1) If you take two allophones, say (using relatively broad transcription) [t] and [ɾ]. You could, rather tediously, list all the contexts where [t] shows up, and all the contexts where [ɾ] shows up. Then, you can so some set operations. Call T the set where [t] shows up and D the context where [ɾ] shows up. It should be the case that T-D is a relatively small set of contexts, and D-T should be empty. In this case, [ɾ] has a restricted distribution, so the features of [t] could be considered underlying. This is similar to the elegance of description from @AlekStom's answer. Of course, in practice it will happen that neither A-B nor B-A is empty, and then everything gets more complicated.
2) You can check to see if one allophone "behaves" as if it were the other. As with [t] and [ɾ], the diagnostic would be
- Does [t] ever behave as if it were a voiced, lenis segment?
- Does [ɾ] ever behave as if it were a voiceless segment?

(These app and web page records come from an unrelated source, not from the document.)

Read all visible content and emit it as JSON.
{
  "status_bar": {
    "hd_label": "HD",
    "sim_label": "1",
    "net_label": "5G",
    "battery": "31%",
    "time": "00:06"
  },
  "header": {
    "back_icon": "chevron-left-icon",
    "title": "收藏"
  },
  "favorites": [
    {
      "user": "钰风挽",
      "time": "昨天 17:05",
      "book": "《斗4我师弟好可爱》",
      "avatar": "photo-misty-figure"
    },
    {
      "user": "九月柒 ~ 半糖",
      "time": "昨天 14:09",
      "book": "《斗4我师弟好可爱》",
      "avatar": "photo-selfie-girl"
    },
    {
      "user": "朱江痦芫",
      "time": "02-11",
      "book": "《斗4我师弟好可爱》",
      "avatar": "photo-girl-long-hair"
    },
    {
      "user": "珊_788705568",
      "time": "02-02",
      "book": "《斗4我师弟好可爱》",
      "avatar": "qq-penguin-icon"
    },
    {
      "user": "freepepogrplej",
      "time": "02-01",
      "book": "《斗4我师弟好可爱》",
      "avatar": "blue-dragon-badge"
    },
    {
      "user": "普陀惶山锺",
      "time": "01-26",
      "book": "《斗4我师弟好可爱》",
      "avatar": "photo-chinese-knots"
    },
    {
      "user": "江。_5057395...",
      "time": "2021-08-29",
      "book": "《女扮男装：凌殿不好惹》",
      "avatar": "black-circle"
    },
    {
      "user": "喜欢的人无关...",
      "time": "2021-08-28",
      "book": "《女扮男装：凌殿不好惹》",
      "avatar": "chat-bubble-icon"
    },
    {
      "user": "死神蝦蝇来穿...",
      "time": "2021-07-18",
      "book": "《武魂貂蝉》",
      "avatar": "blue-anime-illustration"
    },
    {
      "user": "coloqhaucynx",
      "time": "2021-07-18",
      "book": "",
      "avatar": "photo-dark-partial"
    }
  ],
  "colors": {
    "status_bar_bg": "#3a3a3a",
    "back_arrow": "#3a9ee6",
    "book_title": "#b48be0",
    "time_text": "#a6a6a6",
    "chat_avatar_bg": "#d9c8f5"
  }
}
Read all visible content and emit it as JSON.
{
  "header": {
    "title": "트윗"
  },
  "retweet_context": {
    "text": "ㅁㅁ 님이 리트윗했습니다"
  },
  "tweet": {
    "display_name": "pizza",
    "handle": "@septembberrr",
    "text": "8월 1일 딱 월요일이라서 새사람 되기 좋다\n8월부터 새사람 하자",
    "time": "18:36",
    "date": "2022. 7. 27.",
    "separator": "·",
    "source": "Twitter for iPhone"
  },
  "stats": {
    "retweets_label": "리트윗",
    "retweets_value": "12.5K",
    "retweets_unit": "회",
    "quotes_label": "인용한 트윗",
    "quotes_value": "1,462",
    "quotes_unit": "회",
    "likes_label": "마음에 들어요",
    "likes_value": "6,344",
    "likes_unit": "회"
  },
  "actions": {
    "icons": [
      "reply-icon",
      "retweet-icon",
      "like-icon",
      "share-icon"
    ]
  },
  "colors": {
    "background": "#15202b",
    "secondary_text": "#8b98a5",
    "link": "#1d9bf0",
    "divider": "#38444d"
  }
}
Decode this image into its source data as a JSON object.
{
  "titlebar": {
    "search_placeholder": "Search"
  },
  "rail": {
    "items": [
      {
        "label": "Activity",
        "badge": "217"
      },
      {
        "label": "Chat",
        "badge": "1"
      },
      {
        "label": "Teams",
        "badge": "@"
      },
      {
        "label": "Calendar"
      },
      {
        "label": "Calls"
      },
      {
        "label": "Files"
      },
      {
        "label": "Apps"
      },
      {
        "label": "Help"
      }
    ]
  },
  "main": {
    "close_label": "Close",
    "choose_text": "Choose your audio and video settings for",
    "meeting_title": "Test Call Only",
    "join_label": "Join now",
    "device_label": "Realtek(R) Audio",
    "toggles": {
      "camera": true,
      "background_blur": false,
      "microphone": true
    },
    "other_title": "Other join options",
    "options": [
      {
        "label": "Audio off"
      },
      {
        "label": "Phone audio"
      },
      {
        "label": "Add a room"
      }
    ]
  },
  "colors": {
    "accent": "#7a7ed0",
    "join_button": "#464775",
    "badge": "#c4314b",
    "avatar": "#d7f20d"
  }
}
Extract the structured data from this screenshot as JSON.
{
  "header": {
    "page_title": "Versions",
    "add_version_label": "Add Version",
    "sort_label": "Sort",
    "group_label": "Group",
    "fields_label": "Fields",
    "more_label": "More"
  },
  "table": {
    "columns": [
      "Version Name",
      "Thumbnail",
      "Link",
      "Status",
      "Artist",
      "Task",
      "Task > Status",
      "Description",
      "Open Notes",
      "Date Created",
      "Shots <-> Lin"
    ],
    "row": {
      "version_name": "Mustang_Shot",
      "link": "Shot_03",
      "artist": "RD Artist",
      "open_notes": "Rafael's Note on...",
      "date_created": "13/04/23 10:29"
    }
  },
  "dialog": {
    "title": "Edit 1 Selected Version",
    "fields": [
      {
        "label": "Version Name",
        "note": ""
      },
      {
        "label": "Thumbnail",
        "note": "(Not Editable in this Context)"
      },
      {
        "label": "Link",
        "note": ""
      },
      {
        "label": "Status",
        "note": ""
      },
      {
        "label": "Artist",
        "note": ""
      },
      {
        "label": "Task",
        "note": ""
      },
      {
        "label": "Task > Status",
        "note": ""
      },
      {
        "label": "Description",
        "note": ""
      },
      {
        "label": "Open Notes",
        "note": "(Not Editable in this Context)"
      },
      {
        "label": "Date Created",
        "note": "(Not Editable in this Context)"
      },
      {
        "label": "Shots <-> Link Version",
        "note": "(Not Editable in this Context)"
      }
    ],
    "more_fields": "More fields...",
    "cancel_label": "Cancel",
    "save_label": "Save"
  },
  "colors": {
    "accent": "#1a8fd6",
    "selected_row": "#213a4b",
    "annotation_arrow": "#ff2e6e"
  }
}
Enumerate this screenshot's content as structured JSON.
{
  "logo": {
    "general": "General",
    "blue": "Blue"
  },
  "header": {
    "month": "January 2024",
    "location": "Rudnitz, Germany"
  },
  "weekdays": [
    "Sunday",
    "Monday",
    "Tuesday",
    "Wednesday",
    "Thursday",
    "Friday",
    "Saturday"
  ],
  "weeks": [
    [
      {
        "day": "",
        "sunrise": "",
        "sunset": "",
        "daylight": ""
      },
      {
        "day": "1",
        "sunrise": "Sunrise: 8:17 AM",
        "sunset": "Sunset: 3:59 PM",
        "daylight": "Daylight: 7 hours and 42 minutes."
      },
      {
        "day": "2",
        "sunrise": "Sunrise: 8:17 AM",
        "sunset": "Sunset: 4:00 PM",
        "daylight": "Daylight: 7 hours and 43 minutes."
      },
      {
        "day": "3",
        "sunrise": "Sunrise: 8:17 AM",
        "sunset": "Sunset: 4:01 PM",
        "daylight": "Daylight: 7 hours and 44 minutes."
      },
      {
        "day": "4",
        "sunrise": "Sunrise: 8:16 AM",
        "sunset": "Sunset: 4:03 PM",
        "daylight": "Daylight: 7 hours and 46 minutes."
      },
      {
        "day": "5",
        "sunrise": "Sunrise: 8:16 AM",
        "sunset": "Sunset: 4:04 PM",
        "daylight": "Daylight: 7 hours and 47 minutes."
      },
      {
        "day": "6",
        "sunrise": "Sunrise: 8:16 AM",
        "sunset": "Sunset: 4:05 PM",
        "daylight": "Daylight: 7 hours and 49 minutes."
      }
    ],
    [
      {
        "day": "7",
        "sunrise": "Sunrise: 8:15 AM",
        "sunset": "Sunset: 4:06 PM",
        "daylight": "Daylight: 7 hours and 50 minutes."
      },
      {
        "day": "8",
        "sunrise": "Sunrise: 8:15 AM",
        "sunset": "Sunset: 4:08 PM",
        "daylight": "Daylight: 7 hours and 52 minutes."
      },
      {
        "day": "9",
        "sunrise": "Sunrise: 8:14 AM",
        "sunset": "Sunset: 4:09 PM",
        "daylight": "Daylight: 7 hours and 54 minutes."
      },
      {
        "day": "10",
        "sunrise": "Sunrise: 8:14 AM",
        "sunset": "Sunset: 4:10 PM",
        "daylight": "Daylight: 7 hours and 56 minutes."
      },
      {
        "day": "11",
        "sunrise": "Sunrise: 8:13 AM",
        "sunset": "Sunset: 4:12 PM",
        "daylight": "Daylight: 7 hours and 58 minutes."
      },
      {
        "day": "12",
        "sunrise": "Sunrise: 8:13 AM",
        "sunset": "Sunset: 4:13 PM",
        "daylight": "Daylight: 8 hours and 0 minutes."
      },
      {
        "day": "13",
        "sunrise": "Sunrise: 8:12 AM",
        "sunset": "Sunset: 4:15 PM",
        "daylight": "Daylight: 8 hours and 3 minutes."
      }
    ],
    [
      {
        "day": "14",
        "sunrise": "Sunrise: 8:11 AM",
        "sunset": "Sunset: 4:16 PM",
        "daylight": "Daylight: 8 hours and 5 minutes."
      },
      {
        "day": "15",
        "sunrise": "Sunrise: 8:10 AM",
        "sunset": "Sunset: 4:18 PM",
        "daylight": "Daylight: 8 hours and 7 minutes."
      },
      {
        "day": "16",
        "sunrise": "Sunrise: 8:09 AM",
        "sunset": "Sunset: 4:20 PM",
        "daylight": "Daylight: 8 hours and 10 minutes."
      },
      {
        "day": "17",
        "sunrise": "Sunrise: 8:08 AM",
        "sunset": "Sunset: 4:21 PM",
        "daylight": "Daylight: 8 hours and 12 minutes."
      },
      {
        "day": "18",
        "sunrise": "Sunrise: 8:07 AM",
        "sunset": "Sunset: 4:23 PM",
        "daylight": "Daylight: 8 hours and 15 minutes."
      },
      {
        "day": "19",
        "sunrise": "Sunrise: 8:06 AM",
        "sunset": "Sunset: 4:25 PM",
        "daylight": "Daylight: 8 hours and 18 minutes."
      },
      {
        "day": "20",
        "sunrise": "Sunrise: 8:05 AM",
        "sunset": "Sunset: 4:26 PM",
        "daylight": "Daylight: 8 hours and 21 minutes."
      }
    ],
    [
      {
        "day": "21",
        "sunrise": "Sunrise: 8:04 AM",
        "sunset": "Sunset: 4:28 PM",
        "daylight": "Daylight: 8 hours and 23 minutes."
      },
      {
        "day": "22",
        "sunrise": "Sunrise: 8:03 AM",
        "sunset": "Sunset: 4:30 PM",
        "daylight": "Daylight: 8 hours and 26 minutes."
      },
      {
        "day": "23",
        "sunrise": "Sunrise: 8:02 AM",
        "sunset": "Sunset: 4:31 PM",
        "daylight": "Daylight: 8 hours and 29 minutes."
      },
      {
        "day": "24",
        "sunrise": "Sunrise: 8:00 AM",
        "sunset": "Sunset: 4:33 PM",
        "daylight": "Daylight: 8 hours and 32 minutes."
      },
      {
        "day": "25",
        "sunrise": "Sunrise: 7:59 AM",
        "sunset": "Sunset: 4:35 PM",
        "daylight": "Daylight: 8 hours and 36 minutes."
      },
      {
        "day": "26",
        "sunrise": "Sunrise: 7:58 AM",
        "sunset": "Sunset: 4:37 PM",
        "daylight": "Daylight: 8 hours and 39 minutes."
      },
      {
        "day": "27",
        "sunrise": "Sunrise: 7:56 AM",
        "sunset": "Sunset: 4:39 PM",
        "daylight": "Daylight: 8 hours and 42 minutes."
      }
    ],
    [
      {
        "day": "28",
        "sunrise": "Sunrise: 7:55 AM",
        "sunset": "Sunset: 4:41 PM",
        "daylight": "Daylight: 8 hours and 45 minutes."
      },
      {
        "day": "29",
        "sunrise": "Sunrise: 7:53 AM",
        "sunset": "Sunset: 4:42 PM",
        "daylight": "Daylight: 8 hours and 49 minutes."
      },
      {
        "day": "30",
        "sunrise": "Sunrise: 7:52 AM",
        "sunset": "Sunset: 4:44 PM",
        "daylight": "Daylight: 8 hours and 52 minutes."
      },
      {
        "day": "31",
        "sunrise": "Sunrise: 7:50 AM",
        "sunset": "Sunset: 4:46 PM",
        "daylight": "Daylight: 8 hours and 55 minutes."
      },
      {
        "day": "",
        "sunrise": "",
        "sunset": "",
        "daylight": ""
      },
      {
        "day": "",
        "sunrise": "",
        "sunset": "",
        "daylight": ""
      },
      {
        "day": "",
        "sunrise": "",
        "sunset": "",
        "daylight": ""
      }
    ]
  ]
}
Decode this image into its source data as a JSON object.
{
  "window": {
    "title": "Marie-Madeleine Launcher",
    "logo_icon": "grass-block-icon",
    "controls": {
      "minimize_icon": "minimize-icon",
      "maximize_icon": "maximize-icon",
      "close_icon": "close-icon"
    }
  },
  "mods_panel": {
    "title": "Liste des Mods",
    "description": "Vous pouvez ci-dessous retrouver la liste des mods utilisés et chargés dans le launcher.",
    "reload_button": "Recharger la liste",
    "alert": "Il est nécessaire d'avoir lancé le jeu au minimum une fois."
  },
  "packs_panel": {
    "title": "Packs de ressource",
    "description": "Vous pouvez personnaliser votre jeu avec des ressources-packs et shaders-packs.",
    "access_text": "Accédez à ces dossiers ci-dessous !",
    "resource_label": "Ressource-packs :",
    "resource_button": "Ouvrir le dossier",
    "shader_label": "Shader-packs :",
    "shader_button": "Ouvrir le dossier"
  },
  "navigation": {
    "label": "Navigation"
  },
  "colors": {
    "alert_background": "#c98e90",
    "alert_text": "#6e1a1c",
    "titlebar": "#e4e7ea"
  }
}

In fact, in many dialects [ɾ] does frequently behave as a voiceless segment, triggering changes in quality of its preceding vowel. For example, in Canadian English and some other dialects, there is the following distinction between write and ride.
When adding on the morpheme -er, the /t/ in writer is flapped.
This case has the additional complication that both the [d] and the [t] are neutralized to [ɾ]. However, you could still argue that the vowel difference between [aɪ] and [ʌi] is triggered by voicelessness, so that the underlying form of the [ɾ] in writer is behaving as a voiceless segment.
But, like I said, heuristics like these are not applicable to all analyses, and there are certainly underlying forms which have been posited on flimsy evidence. And thank god, because that means that linguists' work is not done!